China ready to sink its teeth into US beef after 14-year absence

US beef being prepared at a Beijing event yesterday. China is a growing beef market fed by both domestic and foreign beef.
US beef being prepared at a Beijing event yesterday. China is a growing beef market fed by both domestic and foreign beef.PHOTO: AGENCE FRANCE-PRESSE

SHANGHAI • As Chinese and US representatives cut into a rib in Beijing to mark the return of US beef to China after a 14-year absence, customers in Shanghai also started to receive the beef they had pre-ordered online via domestic retailers.

The beef sent to Shanghai homes via retailers like FruitDay is of the highest quality in terms of tenderness, juiciness and flavour, according to the standards of the United States Department of Agriculture, and is known as prime grade.

The reopening of the Chinese market to US beef, one of the first results from the China-US 100-day action plan reached in May, ends a ban triggered by concerns over mad cow disease in 2003, and may well start a new chapter in bilateral economic and trade cooperation.

US beef used to be extremely popular in China, accounting for as much as 70 per cent of China's beef imports at its peak, said Mr Lyu Ruiqing, head of Shenhong Cold Storage Company, as he inspected boxes of beef from Australia and some South American countries.

Driven by an ever-expanding middle class, China, the world's biggest pork consumer, is also a growing beef market fed by both domestic and foreign beef.

Data from China Customs showed that the country's beef imports reached around US$2.5 billion (S$3.4 billion) last year, compared with US$254 million in 2012.

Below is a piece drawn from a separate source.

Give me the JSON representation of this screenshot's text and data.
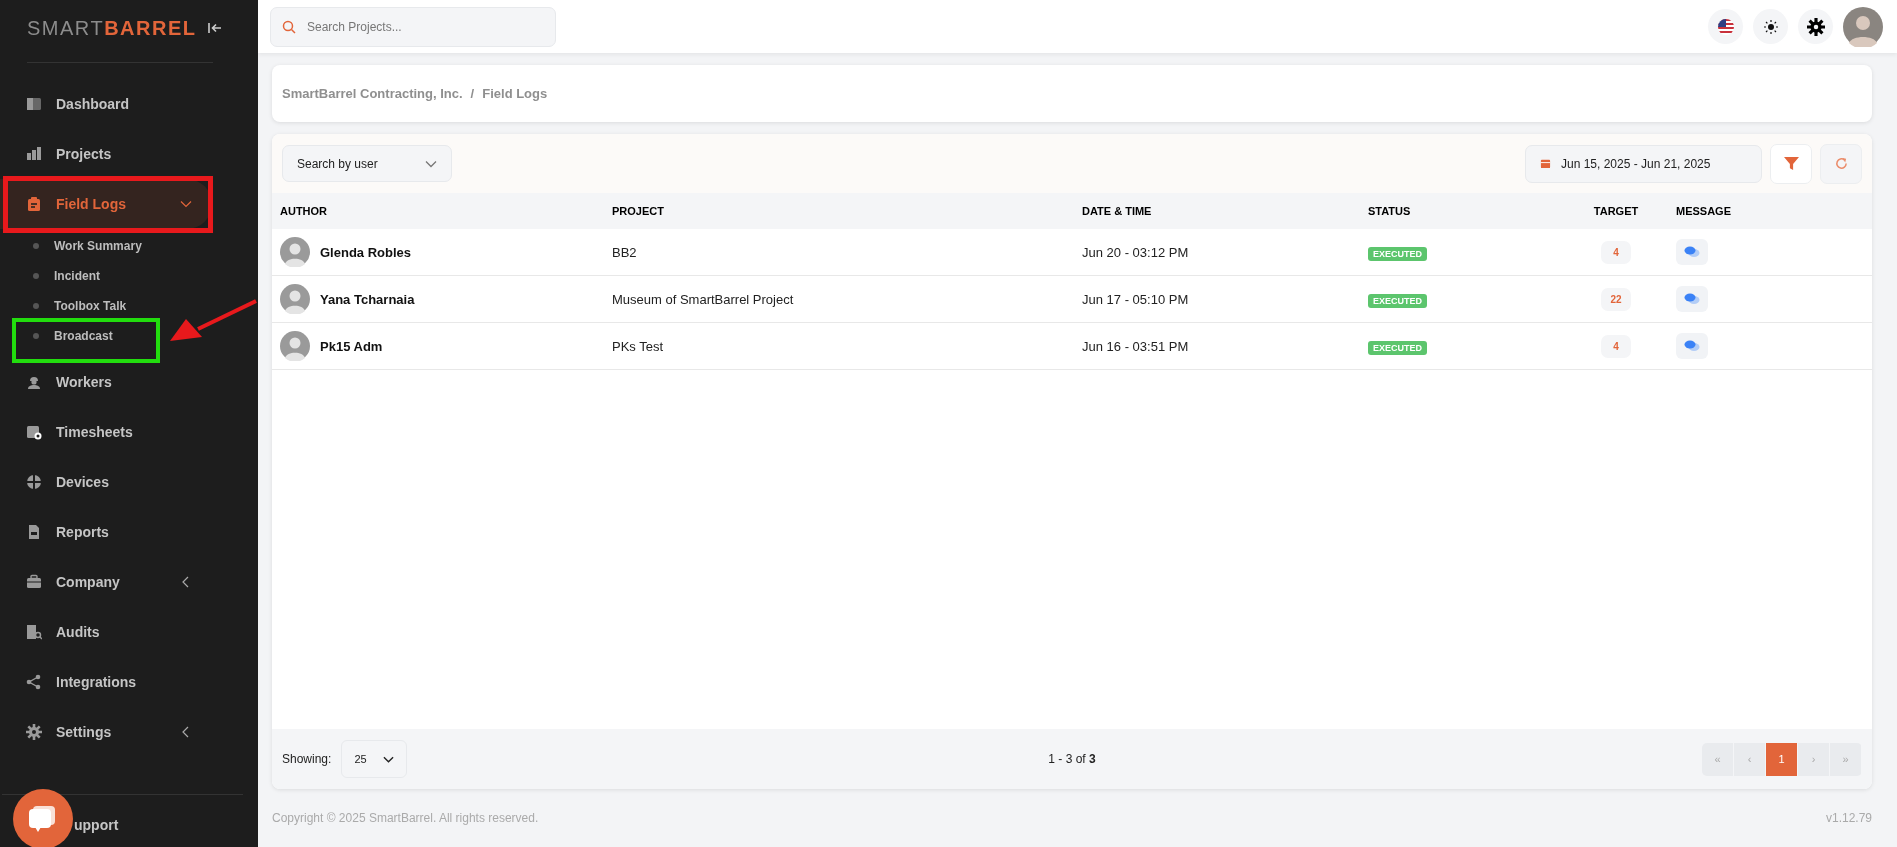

"The market has great potential. Beef is increasingly popular among Chinese. In my restaurant, about 70 per cent of the customers are local and many are young people," said Mr Liu Xin, a steakhouse owner in Shanghai. "We mainly serve dishes cooked with Australian beef, but we are ready to change the menu when US beef is available this month."

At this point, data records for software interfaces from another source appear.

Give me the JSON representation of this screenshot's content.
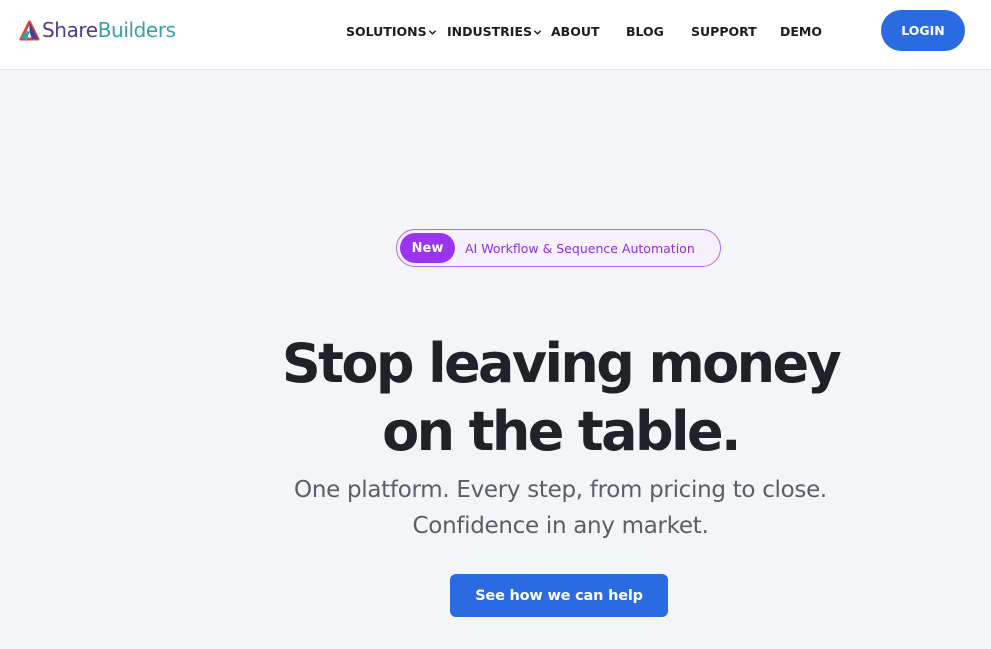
{
  "brand": {
    "name_part1": "Share",
    "name_part2": "Builders",
    "logo_icon": "triangle-logo-icon",
    "colors": {
      "share": "#4b3f8c",
      "builders": "#3a9fa6"
    }
  },
  "nav": {
    "items": [
      {
        "label": "SOLUTIONS",
        "has_dropdown": true
      },
      {
        "label": "INDUSTRIES",
        "has_dropdown": true
      },
      {
        "label": "ABOUT",
        "has_dropdown": false
      },
      {
        "label": "BLOG",
        "has_dropdown": false
      },
      {
        "label": "SUPPORT",
        "has_dropdown": false
      },
      {
        "label": "DEMO",
        "has_dropdown": false
      }
    ],
    "login_label": "LOGIN"
  },
  "announcement": {
    "badge": "New",
    "text": "AI Workflow & Sequence Automation"
  },
  "hero": {
    "headline_line1": "Stop leaving money",
    "headline_line2": "on the table.",
    "sub_line1": "One platform. Every step, from pricing to close.",
    "sub_line2": "Confidence in any market.",
    "cta_label": "See how we can help"
  },
  "colors": {
    "accent_blue": "#2a6be2",
    "badge_purple": "#9a34ef",
    "background": "#f4f5f9"
  }
}
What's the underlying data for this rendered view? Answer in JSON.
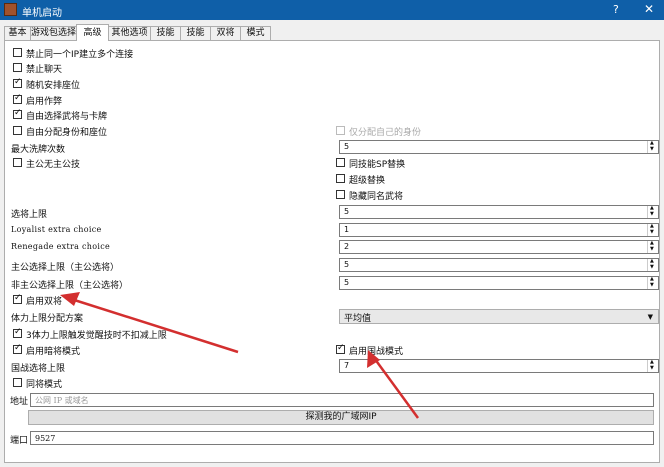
{
  "window": {
    "title": "单机启动",
    "help": "?",
    "close": "✕"
  },
  "tabs": [
    "基本",
    "游戏包选择",
    "高级",
    "其他选项",
    "技能",
    "技能",
    "双将",
    "模式"
  ],
  "active_tab": 2,
  "options": {
    "ban_same_ip": "禁止同一个IP建立多个连接",
    "ban_chat": "禁止聊天",
    "random_seat": "随机安排座位",
    "enable_cheat": "启用作弊",
    "free_choose": "自由选择武将与卡牌",
    "free_assign": "自由分配身份和座位",
    "only_self_role": "仅分配自己的身份",
    "max_shuffle_label": "最大洗牌次数",
    "max_shuffle_value": "5",
    "lord_no_skill": "主公无主公技",
    "same_skill_replace": "同技能SP替换",
    "super_replace": "超级替换",
    "hide_same_general": "隐藏同名武将",
    "choose_limit_label": "选将上限",
    "choose_limit_value": "5",
    "loyalist_label": "Loyalist extra choice",
    "loyalist_value": "1",
    "renegade_label": "Renegade extra choice",
    "renegade_value": "2",
    "lord_limit_label": "主公选择上限（主公选将）",
    "lord_limit_value": "5",
    "nonlord_limit_label": "非主公选择上限（主公选将）",
    "nonlord_limit_value": "5",
    "enable_double": "启用双将",
    "hp_plan_label": "体力上限分配方案",
    "hp_plan_value": "平均值",
    "hp_bonus": "3体力上限触发觉醒技时不扣减上限",
    "enable_hidden": "启用暗将模式",
    "enable_national_war": "启用国战模式",
    "national_limit_label": "国战选将上限",
    "national_limit_value": "7",
    "dual_mode": "同将模式"
  },
  "states": {
    "ban_same_ip": false,
    "ban_chat": false,
    "random_seat": true,
    "enable_cheat": true,
    "free_choose": true,
    "free_assign": false,
    "only_self_role": false,
    "lord_no_skill": false,
    "same_skill_replace": false,
    "super_replace": false,
    "hide_same_general": false,
    "enable_double": true,
    "hp_bonus": true,
    "enable_hidden": true,
    "enable_national_war": true,
    "dual_mode": false
  },
  "network": {
    "address_label": "地址",
    "address_placeholder": "公网 IP 或域名",
    "detect_button": "探测我的广域网IP",
    "port_label": "端口",
    "port_value": "9527"
  },
  "annotation_color": "#d32f2f"
}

Mr Yan Hongwei, vice-president of major meat dealer Shanghai Haibo Logistics, said the country became the world's second-largest beef importer in the last five years.

It remains to be seen how US beef will compete with products from the Southern Hemisphere.

"Flavour comes first," said Mr Liu. Over the years, Chinese consumers have been used to eating and cooking with Australian, Argentine or Brazilian beef, but US beef might be meatier and juicier, he said.

Mr Tao Jun, chief executive of Sizzle Market, said price also matters. He considered the return of American beef as good news as the price of imported beef may drop.

XINHUA

A version of this article appeared in the print edition of The Straits Times on July 03, 2017, with the headline 'China ready to sink its teeth into US beef after 14-year absence'. Print Edition | Subscribe